Eventually, Norwegian Airlines said they could fly back to Manchester on a later flight.
Before making the decision to take the trip the family say they carried out relevant checks with Easyjet and filled in paperwork.
They also paid out £3,000 in travel insurance.
Dorothy's son-in-law, Donnie Doran, said: "My wife contacted EasyJet with details of the oxygen canisters. They said the type was ok.
"The trip going out from Manchester was fine, when we arrived they looked after us. The return flight has been horrendous.
"They said nobody was allowed to fly, we provided the information, showed them the bottles and everything else.
"We have never been so embarrassed in our lives. They were doing checks on the gas as we sat down on the plane.
"After 45 minutes of sitting down there was a number of discussions with the head stewards and the pilot safety officer.

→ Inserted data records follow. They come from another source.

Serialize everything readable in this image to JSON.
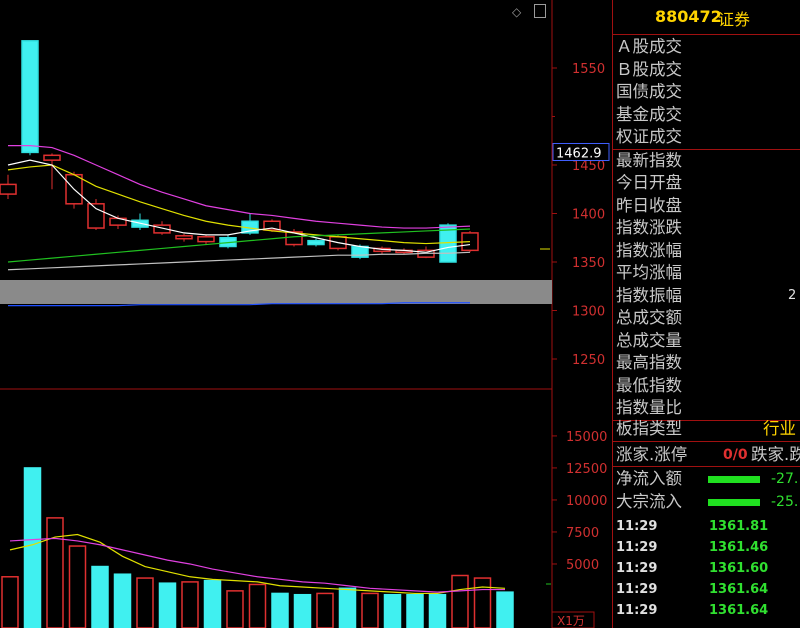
{
  "header": {
    "code": "880472",
    "name": "证券"
  },
  "price_axis": {
    "ticks": [
      "1550",
      "1450",
      "1400",
      "1350",
      "1300",
      "1250"
    ],
    "current_price": "1462.9"
  },
  "volume_axis": {
    "ticks": [
      "15000",
      "12500",
      "10000",
      "7500",
      "5000"
    ],
    "unit": "X1万"
  },
  "stats": [
    {
      "label": "Ａ股成交"
    },
    {
      "label": "Ｂ股成交"
    },
    {
      "label": "国债成交"
    },
    {
      "label": "基金成交"
    },
    {
      "label": "权证成交"
    },
    {
      "label": "最新指数"
    },
    {
      "label": "今日开盘"
    },
    {
      "label": "昨日收盘"
    },
    {
      "label": "指数涨跌"
    },
    {
      "label": "指数涨幅"
    },
    {
      "label": "平均涨幅"
    },
    {
      "label": "指数振幅",
      "value": "2"
    },
    {
      "label": "总成交额"
    },
    {
      "label": "总成交量"
    },
    {
      "label": "最高指数"
    },
    {
      "label": "最低指数"
    },
    {
      "label": "指数量比"
    }
  ],
  "industry": {
    "label": "板指类型",
    "value": "行业"
  },
  "breadth": {
    "label": "涨家.涨停",
    "ratio": "0/0",
    "fall_label": "跌家.跌"
  },
  "flows": [
    {
      "label": "净流入额",
      "value": "-27."
    },
    {
      "label": "大宗流入",
      "value": "-25."
    }
  ],
  "ticks": [
    {
      "time": "11:29",
      "price": "1361.81"
    },
    {
      "time": "11:29",
      "price": "1361.46"
    },
    {
      "time": "11:29",
      "price": "1361.60"
    },
    {
      "time": "11:29",
      "price": "1361.64"
    },
    {
      "time": "11:29",
      "price": "1361.64"
    }
  ],
  "chart_data": {
    "type": "candlestick",
    "candles": [
      {
        "open": 1430,
        "close": 1420,
        "high": 1440,
        "low": 1415
      },
      {
        "open": 1463,
        "close": 1578,
        "high": 1578,
        "low": 1460
      },
      {
        "open": 1460,
        "close": 1455,
        "high": 1462,
        "low": 1425
      },
      {
        "open": 1440,
        "close": 1410,
        "high": 1443,
        "low": 1405
      },
      {
        "open": 1410,
        "close": 1385,
        "high": 1415,
        "low": 1383
      },
      {
        "open": 1395,
        "close": 1388,
        "high": 1398,
        "low": 1384
      },
      {
        "open": 1386,
        "close": 1393,
        "high": 1400,
        "low": 1383
      },
      {
        "open": 1388,
        "close": 1380,
        "high": 1392,
        "low": 1378
      },
      {
        "open": 1377,
        "close": 1374,
        "high": 1379,
        "low": 1371
      },
      {
        "open": 1376,
        "close": 1371,
        "high": 1378,
        "low": 1368
      },
      {
        "open": 1366,
        "close": 1375,
        "high": 1378,
        "low": 1364
      },
      {
        "open": 1380,
        "close": 1392,
        "high": 1400,
        "low": 1378
      },
      {
        "open": 1392,
        "close": 1383,
        "high": 1394,
        "low": 1381
      },
      {
        "open": 1381,
        "close": 1368,
        "high": 1384,
        "low": 1366
      },
      {
        "open": 1368,
        "close": 1372,
        "high": 1374,
        "low": 1366
      },
      {
        "open": 1376,
        "close": 1364,
        "high": 1378,
        "low": 1362
      },
      {
        "open": 1355,
        "close": 1366,
        "high": 1368,
        "low": 1353
      },
      {
        "open": 1364,
        "close": 1361,
        "high": 1366,
        "low": 1358
      },
      {
        "open": 1362,
        "close": 1360,
        "high": 1364,
        "low": 1358
      },
      {
        "open": 1362,
        "close": 1355,
        "high": 1366,
        "low": 1354
      },
      {
        "open": 1350,
        "close": 1388,
        "high": 1390,
        "low": 1350
      },
      {
        "open": 1380,
        "close": 1362,
        "high": 1382,
        "low": 1360
      }
    ],
    "ma_series": [
      {
        "color": "#e040e0",
        "values": [
          1470,
          1470,
          1468,
          1460,
          1450,
          1440,
          1430,
          1422,
          1415,
          1408,
          1404,
          1400,
          1398,
          1395,
          1392,
          1390,
          1388,
          1386,
          1385,
          1385,
          1386,
          1387
        ]
      },
      {
        "color": "#e0e000",
        "values": [
          1445,
          1448,
          1450,
          1440,
          1428,
          1420,
          1412,
          1405,
          1398,
          1392,
          1388,
          1385,
          1382,
          1380,
          1378,
          1376,
          1374,
          1372,
          1370,
          1369,
          1370,
          1371
        ]
      },
      {
        "color": "#ffffff",
        "values": [
          1450,
          1455,
          1450,
          1425,
          1405,
          1395,
          1390,
          1385,
          1380,
          1378,
          1378,
          1382,
          1385,
          1380,
          1375,
          1370,
          1366,
          1363,
          1362,
          1360,
          1365,
          1368
        ]
      },
      {
        "color": "#20c020",
        "values": [
          1350,
          1352,
          1354,
          1356,
          1358,
          1360,
          1362,
          1364,
          1366,
          1368,
          1370,
          1372,
          1374,
          1376,
          1377,
          1378,
          1379,
          1380,
          1381,
          1382,
          1383,
          1384
        ]
      },
      {
        "color": "#c0c0c0",
        "values": [
          1342,
          1343,
          1344,
          1345,
          1346,
          1347,
          1348,
          1349,
          1350,
          1351,
          1352,
          1353,
          1354,
          1355,
          1356,
          1357,
          1357,
          1358,
          1358,
          1359,
          1359,
          1360
        ]
      },
      {
        "color": "#2050ff",
        "values": [
          1305,
          1305,
          1305,
          1305,
          1305,
          1305,
          1306,
          1306,
          1306,
          1306,
          1306,
          1306,
          1307,
          1307,
          1307,
          1307,
          1307,
          1307,
          1308,
          1308,
          1308,
          1308
        ]
      }
    ],
    "volumes": [
      {
        "value": 4000,
        "up": false
      },
      {
        "value": 12500,
        "up": true
      },
      {
        "value": 8600,
        "up": false
      },
      {
        "value": 6400,
        "up": false
      },
      {
        "value": 4800,
        "up": true
      },
      {
        "value": 4200,
        "up": true
      },
      {
        "value": 3900,
        "up": false
      },
      {
        "value": 3500,
        "up": true
      },
      {
        "value": 3600,
        "up": false
      },
      {
        "value": 3700,
        "up": true
      },
      {
        "value": 2900,
        "up": false
      },
      {
        "value": 3400,
        "up": false
      },
      {
        "value": 2700,
        "up": true
      },
      {
        "value": 2600,
        "up": true
      },
      {
        "value": 2700,
        "up": false
      },
      {
        "value": 3100,
        "up": true
      },
      {
        "value": 2700,
        "up": false
      },
      {
        "value": 2600,
        "up": true
      },
      {
        "value": 2600,
        "up": true
      },
      {
        "value": 2600,
        "up": true
      },
      {
        "value": 4100,
        "up": false
      },
      {
        "value": 3900,
        "up": false
      },
      {
        "value": 2800,
        "up": true
      }
    ],
    "vol_ma": [
      {
        "color": "#e0e000",
        "values": [
          6100,
          6500,
          7100,
          7300,
          6700,
          5600,
          4800,
          4400,
          4000,
          3800,
          3700,
          3600,
          3300,
          3200,
          3100,
          3000,
          2900,
          2800,
          2700,
          2700,
          3000,
          3200,
          3100
        ]
      },
      {
        "color": "#e040e0",
        "values": [
          6800,
          6900,
          7000,
          6800,
          6500,
          6100,
          5700,
          5300,
          5000,
          4600,
          4300,
          4000,
          3800,
          3600,
          3500,
          3300,
          3100,
          3000,
          2900,
          2800,
          2900,
          3000,
          3000
        ]
      }
    ],
    "price_range": [
      1200,
      1600
    ],
    "volume_range": [
      0,
      17000
    ]
  }
}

"They came and said we were not allowed, everyone was not allowed to fly all four of us."
Donnie, 58, added: "I think it is disability discrimination. We provided all of the information, if they had a problem they should not have allowed us to fly with them in the first place.
"We did everything they asked of us. We felt like we were terrorists that we were a security issue for the flight.

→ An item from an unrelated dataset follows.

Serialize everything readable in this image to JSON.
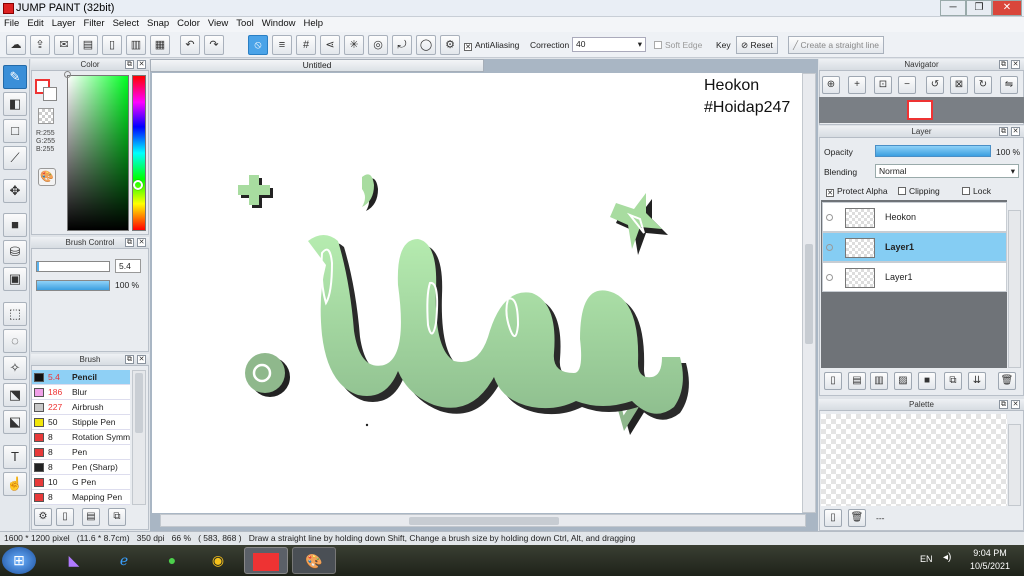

"Try telling that to an 82 year old woman this was a security issue."
An easyJet spokeswoman said: "easyJet apologises that a passenger was denied travel from flight EZY1924 flying from Malaga to Manchester on 19 December as a result of having conflicting paperwork to support the use of their own oxygen supply during the flight.
"easyJet allows passengers to carry up to two oxygen cylinders free of charge with a doctor's note specifying the requirement for carriage, however this cannot be liquid oxygen. Unfortunately the oxygen this passenger was carrying was produced by a company called Liquid Oxygen which was clearly stated on the bottle. As a result of this extra checks needed to be carried out in order for them to receive clearance to fly with the oxygen.

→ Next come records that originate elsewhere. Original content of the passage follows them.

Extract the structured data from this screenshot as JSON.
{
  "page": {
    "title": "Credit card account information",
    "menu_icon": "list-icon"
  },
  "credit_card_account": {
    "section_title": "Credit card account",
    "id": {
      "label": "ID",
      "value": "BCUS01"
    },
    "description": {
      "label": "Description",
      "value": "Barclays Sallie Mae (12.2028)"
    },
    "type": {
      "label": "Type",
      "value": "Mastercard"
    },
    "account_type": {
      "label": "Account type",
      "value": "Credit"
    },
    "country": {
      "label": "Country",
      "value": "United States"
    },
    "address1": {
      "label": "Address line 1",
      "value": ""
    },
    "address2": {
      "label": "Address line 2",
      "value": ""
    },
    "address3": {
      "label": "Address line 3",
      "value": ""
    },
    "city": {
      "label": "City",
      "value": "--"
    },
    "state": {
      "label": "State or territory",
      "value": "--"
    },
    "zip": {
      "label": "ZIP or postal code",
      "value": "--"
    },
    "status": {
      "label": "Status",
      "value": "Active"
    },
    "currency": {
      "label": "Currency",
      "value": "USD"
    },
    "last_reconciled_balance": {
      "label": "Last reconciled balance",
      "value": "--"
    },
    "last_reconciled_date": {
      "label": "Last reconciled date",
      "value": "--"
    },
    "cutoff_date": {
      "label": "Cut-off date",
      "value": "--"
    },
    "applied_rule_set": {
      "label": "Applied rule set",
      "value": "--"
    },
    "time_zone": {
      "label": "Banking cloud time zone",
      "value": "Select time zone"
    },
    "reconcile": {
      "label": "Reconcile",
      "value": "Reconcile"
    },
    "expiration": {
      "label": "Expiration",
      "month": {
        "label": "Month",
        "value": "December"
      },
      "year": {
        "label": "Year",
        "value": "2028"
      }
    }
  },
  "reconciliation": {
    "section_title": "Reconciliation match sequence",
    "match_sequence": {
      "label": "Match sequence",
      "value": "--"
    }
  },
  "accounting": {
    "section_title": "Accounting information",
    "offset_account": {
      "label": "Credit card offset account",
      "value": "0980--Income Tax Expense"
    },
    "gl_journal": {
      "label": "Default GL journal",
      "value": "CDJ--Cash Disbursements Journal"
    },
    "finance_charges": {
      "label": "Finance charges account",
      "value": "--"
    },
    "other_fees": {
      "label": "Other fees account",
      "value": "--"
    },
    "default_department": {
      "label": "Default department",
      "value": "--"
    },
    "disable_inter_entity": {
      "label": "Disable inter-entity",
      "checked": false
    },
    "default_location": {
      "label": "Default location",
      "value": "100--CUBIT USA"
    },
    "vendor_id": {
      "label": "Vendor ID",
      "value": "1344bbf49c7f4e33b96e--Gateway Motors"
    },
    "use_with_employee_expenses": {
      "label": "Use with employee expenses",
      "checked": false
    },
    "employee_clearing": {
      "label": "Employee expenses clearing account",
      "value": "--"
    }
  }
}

"Our ground staff advised the passenger of this and offered overnight accommodation and a free of charge transfer onto the next available flight. The passenger decided to travel with an alternate carrier back to the UK today.
"The safety and wellbeing of its passengers and crew is Easyjet's highest priority."